I’ve had a handful of surf sessions this past Summer (Dec – March) that had me shivering. And not just a “this isn’t so bad” shivering, I’m talking about teeth chattering, lips turning blue, nipples hard enough to cut glass, type of shivering. As my mind wanders between waves, I can’t believe that I am surfing in this tropical paradise only 10 degrees latitude away from the equator while still freezing my huevos off!
How is it possible that the water can go from a bathlike 85 degrees Fahrenheit to a chilly 65 overnight? A more complex explanation would take us deep into the world of hydro and thermodynamics, but that is a little further than my saltwater brain is willing to go right now.
The simple answer can be explained by the phenomenon of upwelling. Imagine this: If there was no wind, our ocean layers would be heated very uniformly— warmest at the top where the most sunlight hits, and cooler as you increase depth. But once you add surface wind into the mix, our perfectly layered package starts to lose its normalization.
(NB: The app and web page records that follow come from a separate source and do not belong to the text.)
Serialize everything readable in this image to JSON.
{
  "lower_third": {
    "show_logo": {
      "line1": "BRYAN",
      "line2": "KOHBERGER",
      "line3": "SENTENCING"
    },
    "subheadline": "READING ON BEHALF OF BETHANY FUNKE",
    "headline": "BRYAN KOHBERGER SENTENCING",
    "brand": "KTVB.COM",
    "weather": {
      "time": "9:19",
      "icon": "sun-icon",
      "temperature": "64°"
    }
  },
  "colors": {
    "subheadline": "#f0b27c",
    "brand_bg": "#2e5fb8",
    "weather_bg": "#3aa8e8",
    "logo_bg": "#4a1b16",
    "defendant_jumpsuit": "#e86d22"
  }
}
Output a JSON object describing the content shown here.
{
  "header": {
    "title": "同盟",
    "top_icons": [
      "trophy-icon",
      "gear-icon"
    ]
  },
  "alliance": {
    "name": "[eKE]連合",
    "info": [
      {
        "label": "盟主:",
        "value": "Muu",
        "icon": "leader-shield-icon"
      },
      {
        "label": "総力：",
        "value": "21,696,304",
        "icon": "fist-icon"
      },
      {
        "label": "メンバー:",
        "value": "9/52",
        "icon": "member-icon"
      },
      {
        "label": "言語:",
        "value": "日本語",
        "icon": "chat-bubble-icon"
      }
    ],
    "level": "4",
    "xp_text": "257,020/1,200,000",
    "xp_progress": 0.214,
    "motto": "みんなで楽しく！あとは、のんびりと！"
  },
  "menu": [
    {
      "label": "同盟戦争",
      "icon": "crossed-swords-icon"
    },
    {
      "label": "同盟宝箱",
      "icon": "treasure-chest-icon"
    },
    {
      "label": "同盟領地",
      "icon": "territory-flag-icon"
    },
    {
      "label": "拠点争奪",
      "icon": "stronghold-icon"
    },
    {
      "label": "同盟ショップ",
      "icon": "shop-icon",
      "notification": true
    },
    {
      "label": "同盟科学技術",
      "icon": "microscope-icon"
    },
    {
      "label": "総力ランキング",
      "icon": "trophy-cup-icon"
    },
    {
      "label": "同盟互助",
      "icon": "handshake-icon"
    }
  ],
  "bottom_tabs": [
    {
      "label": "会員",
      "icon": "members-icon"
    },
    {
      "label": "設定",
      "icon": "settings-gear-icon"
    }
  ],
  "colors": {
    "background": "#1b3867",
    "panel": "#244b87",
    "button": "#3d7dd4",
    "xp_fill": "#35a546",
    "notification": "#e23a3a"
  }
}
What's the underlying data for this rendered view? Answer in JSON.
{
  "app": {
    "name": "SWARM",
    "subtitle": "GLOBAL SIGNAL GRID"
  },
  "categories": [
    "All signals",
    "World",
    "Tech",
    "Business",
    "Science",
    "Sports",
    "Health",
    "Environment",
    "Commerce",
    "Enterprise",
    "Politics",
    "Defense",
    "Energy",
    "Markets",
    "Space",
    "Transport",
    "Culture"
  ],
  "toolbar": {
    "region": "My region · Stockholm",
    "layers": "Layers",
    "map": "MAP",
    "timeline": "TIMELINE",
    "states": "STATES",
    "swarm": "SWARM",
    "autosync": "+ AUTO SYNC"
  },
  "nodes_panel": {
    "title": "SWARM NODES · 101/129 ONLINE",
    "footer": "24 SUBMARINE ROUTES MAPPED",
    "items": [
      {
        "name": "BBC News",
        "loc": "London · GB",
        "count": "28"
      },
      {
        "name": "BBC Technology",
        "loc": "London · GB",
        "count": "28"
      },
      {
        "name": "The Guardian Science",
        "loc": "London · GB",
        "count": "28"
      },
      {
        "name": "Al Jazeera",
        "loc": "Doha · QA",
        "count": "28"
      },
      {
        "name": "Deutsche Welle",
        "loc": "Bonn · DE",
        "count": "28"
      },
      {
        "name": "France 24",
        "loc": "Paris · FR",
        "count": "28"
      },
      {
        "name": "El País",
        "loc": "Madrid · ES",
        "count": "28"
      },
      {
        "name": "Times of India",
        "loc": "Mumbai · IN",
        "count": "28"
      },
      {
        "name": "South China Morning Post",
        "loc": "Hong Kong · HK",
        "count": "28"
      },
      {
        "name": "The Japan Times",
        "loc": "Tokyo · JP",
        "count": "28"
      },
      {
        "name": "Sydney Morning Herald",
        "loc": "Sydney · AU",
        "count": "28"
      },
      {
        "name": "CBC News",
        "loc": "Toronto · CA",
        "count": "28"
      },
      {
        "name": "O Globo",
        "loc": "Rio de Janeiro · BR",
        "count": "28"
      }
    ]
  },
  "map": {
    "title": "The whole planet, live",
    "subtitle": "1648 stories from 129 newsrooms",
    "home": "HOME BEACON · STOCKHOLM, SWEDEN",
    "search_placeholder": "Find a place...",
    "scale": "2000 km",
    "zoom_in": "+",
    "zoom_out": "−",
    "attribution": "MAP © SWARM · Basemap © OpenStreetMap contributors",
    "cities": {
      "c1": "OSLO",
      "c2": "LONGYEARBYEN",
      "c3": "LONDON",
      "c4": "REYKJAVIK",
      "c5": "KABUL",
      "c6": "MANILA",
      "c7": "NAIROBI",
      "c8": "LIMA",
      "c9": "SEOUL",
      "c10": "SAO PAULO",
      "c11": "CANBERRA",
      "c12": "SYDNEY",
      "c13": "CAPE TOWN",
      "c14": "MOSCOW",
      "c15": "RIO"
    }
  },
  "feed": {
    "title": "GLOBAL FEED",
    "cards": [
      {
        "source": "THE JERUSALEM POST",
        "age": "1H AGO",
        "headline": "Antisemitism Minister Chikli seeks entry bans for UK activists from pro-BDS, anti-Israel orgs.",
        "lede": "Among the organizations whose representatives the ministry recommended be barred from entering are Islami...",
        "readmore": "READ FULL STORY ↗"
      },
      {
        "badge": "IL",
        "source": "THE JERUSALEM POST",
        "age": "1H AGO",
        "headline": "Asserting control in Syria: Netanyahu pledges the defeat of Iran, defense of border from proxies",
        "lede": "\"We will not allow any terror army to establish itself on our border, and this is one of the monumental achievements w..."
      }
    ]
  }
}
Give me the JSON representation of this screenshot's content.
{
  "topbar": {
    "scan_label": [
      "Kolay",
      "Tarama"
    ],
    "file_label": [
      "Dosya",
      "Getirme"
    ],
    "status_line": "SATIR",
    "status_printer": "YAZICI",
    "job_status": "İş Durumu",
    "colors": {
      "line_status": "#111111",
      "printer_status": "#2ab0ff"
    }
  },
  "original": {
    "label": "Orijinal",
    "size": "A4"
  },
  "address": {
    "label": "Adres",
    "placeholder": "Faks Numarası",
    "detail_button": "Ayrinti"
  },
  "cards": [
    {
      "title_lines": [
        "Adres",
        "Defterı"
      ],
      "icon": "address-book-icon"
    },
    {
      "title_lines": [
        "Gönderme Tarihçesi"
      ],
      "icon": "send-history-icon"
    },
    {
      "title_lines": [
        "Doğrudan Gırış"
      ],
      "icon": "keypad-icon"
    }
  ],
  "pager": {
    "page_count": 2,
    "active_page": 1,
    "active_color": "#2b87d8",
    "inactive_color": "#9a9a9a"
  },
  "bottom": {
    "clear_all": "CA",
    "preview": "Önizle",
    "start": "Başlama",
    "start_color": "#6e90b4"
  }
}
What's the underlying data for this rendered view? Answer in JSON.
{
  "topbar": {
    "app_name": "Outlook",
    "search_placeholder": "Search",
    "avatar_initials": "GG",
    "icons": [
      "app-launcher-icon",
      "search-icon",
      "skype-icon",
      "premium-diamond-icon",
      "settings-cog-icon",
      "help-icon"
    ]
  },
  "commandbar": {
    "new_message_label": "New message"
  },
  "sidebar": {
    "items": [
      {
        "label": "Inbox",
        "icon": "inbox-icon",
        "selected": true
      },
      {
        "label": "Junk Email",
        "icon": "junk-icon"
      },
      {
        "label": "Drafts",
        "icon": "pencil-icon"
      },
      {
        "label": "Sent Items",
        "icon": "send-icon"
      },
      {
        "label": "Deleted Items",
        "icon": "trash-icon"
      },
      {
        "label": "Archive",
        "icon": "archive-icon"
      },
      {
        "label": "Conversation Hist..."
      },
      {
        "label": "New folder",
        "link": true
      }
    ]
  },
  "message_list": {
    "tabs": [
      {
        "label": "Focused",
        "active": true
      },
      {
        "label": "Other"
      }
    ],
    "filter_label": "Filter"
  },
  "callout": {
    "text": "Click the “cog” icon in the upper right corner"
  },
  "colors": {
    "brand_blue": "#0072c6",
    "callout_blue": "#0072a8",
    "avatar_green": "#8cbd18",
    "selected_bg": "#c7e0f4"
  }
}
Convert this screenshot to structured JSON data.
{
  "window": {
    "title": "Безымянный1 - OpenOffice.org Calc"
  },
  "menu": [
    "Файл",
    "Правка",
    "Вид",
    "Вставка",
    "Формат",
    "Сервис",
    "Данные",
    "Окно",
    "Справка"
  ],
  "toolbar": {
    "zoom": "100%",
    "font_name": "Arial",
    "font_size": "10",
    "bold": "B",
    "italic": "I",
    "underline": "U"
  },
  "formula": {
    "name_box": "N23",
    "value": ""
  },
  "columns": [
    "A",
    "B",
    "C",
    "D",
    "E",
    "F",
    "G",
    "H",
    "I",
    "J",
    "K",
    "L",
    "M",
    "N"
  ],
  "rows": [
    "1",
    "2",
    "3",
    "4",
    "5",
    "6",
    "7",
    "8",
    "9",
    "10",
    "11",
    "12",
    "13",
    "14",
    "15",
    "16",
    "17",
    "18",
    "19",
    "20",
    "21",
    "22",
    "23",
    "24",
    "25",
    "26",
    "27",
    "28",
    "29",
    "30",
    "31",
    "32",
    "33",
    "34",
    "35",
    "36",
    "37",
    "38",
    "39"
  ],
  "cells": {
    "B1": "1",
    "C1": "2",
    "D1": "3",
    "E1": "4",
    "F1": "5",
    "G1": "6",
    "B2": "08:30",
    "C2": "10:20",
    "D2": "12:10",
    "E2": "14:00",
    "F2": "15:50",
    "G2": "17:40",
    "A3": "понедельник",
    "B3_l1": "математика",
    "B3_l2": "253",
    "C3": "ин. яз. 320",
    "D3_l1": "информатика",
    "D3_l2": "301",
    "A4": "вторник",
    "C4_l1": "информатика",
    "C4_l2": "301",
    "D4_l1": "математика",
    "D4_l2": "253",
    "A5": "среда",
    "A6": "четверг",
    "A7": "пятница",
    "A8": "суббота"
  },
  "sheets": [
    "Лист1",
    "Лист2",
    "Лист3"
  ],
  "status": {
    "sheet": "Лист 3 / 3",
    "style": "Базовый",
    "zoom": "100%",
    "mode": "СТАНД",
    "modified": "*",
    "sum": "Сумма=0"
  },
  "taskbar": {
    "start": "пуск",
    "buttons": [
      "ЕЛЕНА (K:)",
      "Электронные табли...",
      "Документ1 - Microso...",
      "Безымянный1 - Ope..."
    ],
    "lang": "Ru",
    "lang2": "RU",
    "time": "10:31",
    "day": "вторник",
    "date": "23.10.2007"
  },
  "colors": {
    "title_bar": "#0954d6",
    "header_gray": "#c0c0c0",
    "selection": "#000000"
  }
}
According to the National Oceanic and Atmospheric Administration (NOAA), when the surface wind blows strongly from land to sea, warm surface waters are pushed offshore and water is drawn from below to replace the water that has been moved away.